Only after that can we really say something definite about this test – I’m optimistic!



There was an unforgettable scene in the movie Minority Report with an eye implantation. In this new world (which we have almost already lived through), personality was identified through the eyes, and our hero Tom Cruise was at large, forced to have an operation at the hands of as somewhat-criminal ophthalmologist. This operation was successful, and the new eyes took root.

This scene will be remembered by many in light of recent discoveries in the field of immune cells. When a person has an organ implant of some kind, they must take drugs to suppress the immune response, but eye transplants usually don’t require this. Why? Because there are several components of the eye – the lens, for example – do not have access to the blood vessels through which immune cells are distributed. So therefore it is believed that these parts of the eye have “immune privileges”.
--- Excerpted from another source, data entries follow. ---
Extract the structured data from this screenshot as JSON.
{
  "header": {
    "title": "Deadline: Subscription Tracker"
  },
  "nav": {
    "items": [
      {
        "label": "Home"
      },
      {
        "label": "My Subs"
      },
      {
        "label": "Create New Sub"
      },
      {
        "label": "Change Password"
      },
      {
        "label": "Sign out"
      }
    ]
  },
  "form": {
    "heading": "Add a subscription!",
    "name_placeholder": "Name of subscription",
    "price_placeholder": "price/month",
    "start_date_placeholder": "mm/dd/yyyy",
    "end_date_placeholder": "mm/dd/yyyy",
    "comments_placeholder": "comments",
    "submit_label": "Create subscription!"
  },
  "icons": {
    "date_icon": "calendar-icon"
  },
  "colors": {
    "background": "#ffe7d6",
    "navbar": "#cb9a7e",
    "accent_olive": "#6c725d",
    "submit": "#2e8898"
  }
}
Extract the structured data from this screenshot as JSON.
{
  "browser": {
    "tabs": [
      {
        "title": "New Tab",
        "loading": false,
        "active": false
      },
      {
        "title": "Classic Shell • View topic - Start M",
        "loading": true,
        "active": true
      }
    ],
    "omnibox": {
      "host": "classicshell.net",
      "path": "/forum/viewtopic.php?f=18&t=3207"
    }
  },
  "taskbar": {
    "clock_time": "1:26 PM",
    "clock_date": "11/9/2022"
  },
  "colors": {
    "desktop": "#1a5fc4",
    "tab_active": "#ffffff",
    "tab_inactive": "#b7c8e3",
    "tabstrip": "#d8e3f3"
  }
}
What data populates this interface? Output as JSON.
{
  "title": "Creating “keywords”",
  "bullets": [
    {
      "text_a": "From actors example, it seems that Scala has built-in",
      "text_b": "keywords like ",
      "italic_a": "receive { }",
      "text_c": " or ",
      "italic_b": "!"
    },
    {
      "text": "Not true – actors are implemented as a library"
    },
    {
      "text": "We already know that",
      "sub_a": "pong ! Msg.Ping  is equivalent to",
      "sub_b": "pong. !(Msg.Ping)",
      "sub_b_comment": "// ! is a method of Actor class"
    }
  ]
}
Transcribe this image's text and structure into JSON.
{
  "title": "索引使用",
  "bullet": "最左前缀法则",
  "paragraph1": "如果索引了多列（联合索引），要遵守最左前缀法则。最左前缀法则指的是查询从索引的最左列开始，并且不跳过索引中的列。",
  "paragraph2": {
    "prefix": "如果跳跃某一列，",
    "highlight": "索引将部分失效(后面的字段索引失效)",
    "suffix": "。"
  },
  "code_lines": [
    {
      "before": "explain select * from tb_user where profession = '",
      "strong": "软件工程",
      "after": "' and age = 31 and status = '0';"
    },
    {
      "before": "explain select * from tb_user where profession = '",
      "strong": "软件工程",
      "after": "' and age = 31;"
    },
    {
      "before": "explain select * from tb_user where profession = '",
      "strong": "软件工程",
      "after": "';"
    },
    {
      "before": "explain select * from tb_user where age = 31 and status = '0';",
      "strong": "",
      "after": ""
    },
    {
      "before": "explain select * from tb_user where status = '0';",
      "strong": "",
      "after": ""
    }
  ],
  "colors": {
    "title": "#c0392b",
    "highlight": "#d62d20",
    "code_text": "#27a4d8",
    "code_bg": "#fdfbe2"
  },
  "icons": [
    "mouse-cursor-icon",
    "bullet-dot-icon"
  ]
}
New research (in Scientific Reports), however, shows that this isn’t true and that the eye does not have an immunity to immunity. There was a complex study involving mice with a mutated gene that produces such-and-such protein – you don’t need all these details. It turns out that immune cells cunningly get into the lens through the ciliary ligaments. Ciliary fibers connect the lens to the ciliary body, where the muscle is located, the contraction of which controls the curvature of the lens.

Thus, immune cells may be present in the lens and facilitate the healing process, but also play a role in loss of vision.

What does this change? So far just our point-of-view. We won’t change the eye yet. But the fact that the lens is affected to some extent by the immune system may mean that we can better understand visual impairment, particularly with cataracts.

It doesn’t seem like anything sensational, and it was done on mice. But such small steps, from the view of the general reader, quite often leads us to revolutions in medicine. And such revolutions are always good.

Arthur Benjamin

photo by Al Martin and others on Unsplash